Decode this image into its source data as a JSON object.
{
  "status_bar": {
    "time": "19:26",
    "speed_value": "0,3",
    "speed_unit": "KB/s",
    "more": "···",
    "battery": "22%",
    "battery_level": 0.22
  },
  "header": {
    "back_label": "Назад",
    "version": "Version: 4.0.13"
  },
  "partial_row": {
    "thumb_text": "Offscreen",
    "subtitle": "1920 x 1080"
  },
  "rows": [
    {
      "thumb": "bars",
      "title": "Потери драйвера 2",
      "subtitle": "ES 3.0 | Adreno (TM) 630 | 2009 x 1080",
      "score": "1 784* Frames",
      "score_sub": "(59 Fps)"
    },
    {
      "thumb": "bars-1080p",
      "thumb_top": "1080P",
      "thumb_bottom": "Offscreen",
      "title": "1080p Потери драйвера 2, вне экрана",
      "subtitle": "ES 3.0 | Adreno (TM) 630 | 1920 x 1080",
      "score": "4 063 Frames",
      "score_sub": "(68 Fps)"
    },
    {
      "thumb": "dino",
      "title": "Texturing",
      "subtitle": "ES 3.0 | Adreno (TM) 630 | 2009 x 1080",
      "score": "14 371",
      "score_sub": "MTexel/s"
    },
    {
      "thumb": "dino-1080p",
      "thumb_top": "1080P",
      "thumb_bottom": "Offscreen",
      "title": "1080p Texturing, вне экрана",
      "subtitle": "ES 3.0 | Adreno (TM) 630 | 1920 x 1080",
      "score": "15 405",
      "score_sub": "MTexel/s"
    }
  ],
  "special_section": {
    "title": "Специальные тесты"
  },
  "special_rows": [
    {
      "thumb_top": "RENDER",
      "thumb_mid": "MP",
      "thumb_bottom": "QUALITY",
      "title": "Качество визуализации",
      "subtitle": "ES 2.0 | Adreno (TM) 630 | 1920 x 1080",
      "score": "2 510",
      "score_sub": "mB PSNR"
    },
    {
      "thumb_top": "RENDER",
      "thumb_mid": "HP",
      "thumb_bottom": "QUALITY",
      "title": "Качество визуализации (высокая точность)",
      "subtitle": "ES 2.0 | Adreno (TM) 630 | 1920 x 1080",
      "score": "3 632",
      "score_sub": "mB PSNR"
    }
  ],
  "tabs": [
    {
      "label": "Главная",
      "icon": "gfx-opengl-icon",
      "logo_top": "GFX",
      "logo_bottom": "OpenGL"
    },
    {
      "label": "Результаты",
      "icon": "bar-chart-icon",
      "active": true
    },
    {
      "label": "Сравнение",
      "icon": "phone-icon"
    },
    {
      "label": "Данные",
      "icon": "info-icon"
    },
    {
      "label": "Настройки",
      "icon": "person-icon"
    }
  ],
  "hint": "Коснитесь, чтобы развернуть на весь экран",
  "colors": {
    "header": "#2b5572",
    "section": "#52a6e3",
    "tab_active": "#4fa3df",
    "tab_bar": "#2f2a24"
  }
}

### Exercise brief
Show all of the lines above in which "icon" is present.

### Exercise output
      "icon": "gfx-opengl-icon",
      "icon": "bar-chart-icon",
      "icon": "phone-icon"
      "icon": "info-icon"
      "icon": "person-icon"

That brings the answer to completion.